This programme is taught at the Creative Campus, the GSA's campus in Forres in the Highlands of Scotland. More information on the Creative Campus is available here.
The complexity of modern life isn’t going away and the practice of design, as a profession and as a form of exploring the world and creating knowledge must respond to this. This one-year Taught Postgraduate programme (PGT) provides an opportunity for students to embrace this challenge
… in transformation design the designers are not always ‘designers.’ Whereas most designers will have experiencing of collaborating with colleagues from related disciplines such as engineering, marketing and R&D, and may seek advice from specialists during a project, transformation design is truly interdisciplinary, forming teams in which economists, policy analysts, psychologists and others all take part in the design process itself. Collaborators in transformation design, no matter what their background, are likely to be strong in their core discipline and able to connect to adjacent disciplines.
- Red Paper 02, Transformation Design, P.20, 2006

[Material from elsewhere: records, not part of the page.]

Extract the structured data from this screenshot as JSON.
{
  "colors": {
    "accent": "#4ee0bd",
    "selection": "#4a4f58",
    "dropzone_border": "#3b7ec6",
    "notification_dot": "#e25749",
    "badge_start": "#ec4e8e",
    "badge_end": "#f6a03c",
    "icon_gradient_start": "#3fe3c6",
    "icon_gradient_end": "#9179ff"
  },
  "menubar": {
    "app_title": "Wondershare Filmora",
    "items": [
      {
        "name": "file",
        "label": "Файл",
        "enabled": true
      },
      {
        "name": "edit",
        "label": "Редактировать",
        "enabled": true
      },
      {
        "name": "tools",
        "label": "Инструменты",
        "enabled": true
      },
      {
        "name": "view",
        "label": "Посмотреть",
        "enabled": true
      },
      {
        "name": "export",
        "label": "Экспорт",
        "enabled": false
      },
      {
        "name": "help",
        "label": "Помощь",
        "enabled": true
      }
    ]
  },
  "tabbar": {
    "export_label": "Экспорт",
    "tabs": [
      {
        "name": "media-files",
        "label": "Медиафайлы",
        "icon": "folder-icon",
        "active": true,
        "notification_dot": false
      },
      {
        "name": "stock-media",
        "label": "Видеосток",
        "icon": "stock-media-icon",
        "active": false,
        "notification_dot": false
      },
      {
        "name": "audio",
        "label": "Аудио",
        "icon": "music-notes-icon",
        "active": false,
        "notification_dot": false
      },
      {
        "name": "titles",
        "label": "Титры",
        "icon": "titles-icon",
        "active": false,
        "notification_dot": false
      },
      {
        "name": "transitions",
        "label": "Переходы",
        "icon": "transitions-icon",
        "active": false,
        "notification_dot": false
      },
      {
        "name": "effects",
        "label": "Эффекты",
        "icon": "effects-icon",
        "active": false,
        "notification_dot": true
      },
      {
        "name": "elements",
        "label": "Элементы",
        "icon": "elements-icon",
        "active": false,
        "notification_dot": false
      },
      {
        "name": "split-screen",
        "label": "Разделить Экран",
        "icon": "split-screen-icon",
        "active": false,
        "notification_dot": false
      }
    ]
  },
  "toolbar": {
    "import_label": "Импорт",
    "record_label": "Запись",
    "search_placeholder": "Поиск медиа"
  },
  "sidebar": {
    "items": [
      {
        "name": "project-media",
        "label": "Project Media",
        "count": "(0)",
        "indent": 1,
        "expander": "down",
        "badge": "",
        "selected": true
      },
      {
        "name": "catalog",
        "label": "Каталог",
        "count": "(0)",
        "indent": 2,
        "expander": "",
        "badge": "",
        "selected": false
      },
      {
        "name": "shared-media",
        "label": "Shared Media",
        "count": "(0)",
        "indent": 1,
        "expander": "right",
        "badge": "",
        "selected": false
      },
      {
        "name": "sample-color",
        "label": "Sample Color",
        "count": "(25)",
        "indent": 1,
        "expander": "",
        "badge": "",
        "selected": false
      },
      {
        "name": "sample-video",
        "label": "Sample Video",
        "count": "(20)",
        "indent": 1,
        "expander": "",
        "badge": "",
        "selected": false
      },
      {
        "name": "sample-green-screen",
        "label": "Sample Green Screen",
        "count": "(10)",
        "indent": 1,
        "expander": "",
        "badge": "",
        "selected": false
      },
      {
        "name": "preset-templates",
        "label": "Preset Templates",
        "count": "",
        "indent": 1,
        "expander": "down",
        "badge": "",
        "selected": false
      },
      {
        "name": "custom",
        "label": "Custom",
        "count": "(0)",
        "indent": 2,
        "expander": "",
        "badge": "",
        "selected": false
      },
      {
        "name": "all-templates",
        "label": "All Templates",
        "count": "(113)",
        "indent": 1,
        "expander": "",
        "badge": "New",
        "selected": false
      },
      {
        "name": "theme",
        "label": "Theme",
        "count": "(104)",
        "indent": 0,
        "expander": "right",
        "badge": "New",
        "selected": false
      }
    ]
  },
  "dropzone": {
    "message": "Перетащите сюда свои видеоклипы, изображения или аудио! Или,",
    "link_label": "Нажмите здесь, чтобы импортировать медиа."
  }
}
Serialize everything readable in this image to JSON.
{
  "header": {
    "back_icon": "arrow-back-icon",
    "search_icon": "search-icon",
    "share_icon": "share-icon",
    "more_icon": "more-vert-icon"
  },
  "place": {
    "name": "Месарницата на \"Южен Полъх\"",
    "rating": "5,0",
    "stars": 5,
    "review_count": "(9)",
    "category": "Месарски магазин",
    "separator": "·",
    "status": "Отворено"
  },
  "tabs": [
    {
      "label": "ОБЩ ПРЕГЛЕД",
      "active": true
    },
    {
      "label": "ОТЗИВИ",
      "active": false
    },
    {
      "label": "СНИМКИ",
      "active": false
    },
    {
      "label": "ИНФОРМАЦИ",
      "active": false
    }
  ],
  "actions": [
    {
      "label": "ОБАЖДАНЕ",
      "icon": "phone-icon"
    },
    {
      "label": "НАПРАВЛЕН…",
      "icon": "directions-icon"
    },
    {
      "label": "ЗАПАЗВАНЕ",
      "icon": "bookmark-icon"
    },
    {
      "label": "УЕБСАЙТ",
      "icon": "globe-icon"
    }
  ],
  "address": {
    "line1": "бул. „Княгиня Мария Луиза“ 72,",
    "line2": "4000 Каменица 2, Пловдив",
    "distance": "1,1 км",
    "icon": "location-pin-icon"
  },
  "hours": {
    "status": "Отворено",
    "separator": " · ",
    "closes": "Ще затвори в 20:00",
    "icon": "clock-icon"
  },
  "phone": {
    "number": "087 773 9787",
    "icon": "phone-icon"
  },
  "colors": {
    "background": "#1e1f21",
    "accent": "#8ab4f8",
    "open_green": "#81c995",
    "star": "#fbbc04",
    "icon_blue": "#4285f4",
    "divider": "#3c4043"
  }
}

This emphasis upon collaborative working and real world engagement is explored through projects exploring the impact of the Internet of Things, “big data” and emerging technologies on subjects as diverse as high-rise living, improving the experience of homeless people, encouraging political discourse. Many projects are “live” with organisations as diverse as Toshiba, the Scottish Government, Tesco bank and Alzheimer’s Scotland offering graduates a professional portfolio of work upon graduation.
International links are also important and the January Winter School held in the Scottish Highlands is a collaboration with students and faculty from Schools such as Royal Academy of Design (Copenhagen) and KISD (Køln), while participants from Japan and the USA may also feature. Sharing knowledge, methods and approaches to design issues shaped more by culture and context than by formal considerations allows students to explore complex issues and the experiences of the diverse users and stakeholders of contemporary design – whether these are artefacts, services or interactions.
Consequently, the aesthetics of experience, our engagement beyond objects, services or interactions and the examination of organisations and large scale systems, in particular public services, is central to this programme of study. How can public sector service providers or large-scale organisations respond to the needs, current and future, of those whom they seek to engage with? What are the consequences for social, civic and economic life of digital technologies? How will emerging scientific practices and forms of knowledge be offered to people as useful and empowering interactions?
Graduates of this programme should be able to demonstrate a critical faculty, an awareness of design innovation as a way of thinking about the present as it relates to the future and of understanding the complexity of contemporary life as an issue for exploration, rather than a problem to be solved. Our alumni will work across disciplines and in collaboration with others who possesses expert knowledge, and so demonstrate the capacity for synthesising knowledge in a creative manner, rather than merely applying existing approaches.